Trying to shoehorn an RTS like Command & Conquer onto a console is one thing, but Civilisation? The fanciest bottle of good booze on PC strategy gaming's top shelf? It's an impossible task, some will say. Or one that even if it is possible, just shouldn't be done. Under any circumstances. Lest the ensuing offspring (see Civ II on the PS1) be such a crime of nature, such an abomination, that the good Lord himself descend from the heavens and strike down all involved in its creation.
That's what die-hard, myopic fans of the PC series will tell you, at any rate. And as one of those myself - having lost what must be thousands of hours to the series over the years - when a copy of Civilization Revolution for the PlayStation 3 turned up at my door, I greeted it with not just a signature, but a healthy dose of scepticism.
It Works: Yes. Civilization on a console works. Nearly everything about the game - from controls to tech tree progression to unit and building production has seen radical changes (more on that to come), but at its heart, this is still Civilization. It still feels like Civilization, it still plays like Civilization.
Charm: This is a charming game. Not since the full-screen portraits of the very first Civilization has the game managed to present your opponents and advisors as actual, in-game characters as opposed to AI mouthpieces. Makes for a pleasant break from all the menu-clicking and world-gazing.
Streamlining: Many aspects of the game have been trimmed to work better on console, but turn out to be beneficial to the series as a whole. The tech tree and city building options have both been shrunk to more sensible, manageable sizes, while certain technologies and rewards are offered via in-game achievements (amassing a certain amount of gold, etc) instead of having to research/build them.
Controls/Menus: Wisely, 2K decided against simply mapping keyboard commands to the control pad. Instead, the game's menu and command system have been completely overhauled, and while it'll take a few hours for Civ veterans to come to grips with it, it suits the simplified, pared-down tone of the game well.

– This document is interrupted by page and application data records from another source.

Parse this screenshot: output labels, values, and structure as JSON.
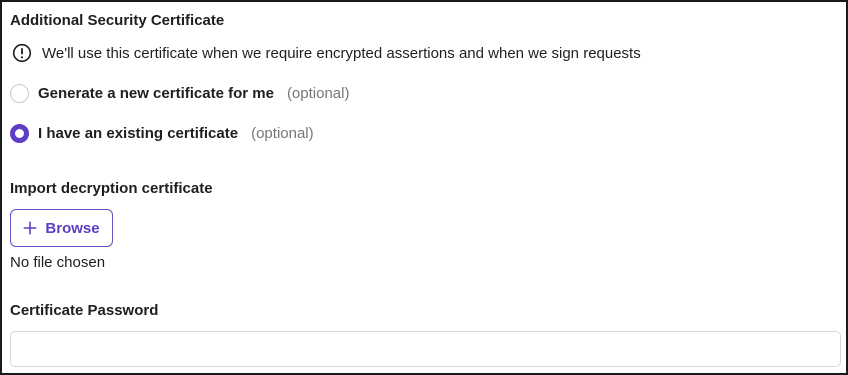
{
  "section": {
    "title": "Additional Security Certificate",
    "info_icon": "exclamation-circle-icon",
    "info_text": "We'll use this certificate when we require encrypted assertions and when we sign requests"
  },
  "options": [
    {
      "label": "Generate a new certificate for me",
      "optional": "(optional)",
      "selected": false
    },
    {
      "label": "I have an existing certificate",
      "optional": "(optional)",
      "selected": true
    }
  ],
  "import": {
    "label": "Import decryption certificate",
    "browse_icon": "plus-icon",
    "browse_label": "Browse",
    "file_status": "No file chosen"
  },
  "password": {
    "label": "Certificate Password",
    "value": "",
    "placeholder": ""
  },
  "colors": {
    "accent": "#5f3dc4",
    "border": "#d8d8dc",
    "muted_text": "#777777"
  }
}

Whoops: Some minor, yet necessary elements of the game seem to have been overlooked during the overhaul, such as the ability to auto-assign building orders in a city (meaning an endless crawl through build screens at the beginning of each turn towards the end of a game). Other parts seem downright wrong, particularly progression through the eras, which can have you entering modernity without having discovered the printing press.

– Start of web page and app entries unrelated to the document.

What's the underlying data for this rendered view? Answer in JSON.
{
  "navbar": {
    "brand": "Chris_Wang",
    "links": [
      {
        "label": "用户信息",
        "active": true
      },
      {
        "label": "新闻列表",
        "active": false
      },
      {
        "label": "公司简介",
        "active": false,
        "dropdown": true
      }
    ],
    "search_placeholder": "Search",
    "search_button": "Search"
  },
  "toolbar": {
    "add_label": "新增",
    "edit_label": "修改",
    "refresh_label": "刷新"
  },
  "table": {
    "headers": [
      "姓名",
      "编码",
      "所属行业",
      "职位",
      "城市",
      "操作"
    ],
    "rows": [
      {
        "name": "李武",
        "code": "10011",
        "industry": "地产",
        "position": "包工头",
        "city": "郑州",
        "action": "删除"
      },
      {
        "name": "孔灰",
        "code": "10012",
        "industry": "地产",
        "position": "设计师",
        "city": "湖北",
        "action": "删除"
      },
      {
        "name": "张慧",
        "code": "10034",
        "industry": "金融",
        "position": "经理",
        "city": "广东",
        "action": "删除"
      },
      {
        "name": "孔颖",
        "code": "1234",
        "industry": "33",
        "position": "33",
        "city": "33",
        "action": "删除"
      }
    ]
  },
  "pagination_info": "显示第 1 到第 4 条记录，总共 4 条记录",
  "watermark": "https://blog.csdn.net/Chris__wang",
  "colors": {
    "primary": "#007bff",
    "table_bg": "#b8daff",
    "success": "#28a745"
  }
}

Too Small: Concessions obviously had to be made considering the control scheme. One of the biggest is that the size of the world is locked. The map is tiny, and you only ever compete against five civilizations. Obviously this decision was made with the simpler control scheme (and console gaming habits) in mind, but at least some map customisation options would have been nice.
Too Fast: Because the map is so small, games are played out very quickly. Expect to play a full game in around 2-3 hours. It's great having that option, but I think a lot of people (and this goes back to "Too Small") would have preferred the option of a longer, more drawn-out experience.
Little Rough: Maybe the framerate's better on 360, but the PS3 version I played often slows to a crawl, something I would not expect of a game that looks worse than Civ IV (a game from 2005). As such, some of the most important parts of the game - like navigating the camera around the globe - are a lot slower than it should be.
Successfully porting the Civilization experience from the PC to consoles was always going to be an exercise in compromise. The entire package was never going to make the jump, so Firaxis' development has basically boiled down to the unenviable task of deciding which parts of the PC game got to stay, and which parts of the game had to either be modified or be thrown out entirely.
For the most part, they've made the right calls. Sure, the game can be too short, and too small, and in some cases a little rough, but what Firaxis needed to do if this game was to ultimately succeed was take that core Civilization experience - the discovery, the advancement, the combat, the diplomacy - and ensure that even a streamlined version of the game still had you up at 3 in the morning, telling yourself you'll just have "one more turn". Which it does.
Civilization Revolution was developed by Firaxis, published by 2K. Available on July 8 in the US on PlayStation 3 (version played), Xbox 360, Nintendo DS. Played 5 single player games to completion (one on each difficulty). Unable to test multiplayer due to connection issues/lack of players.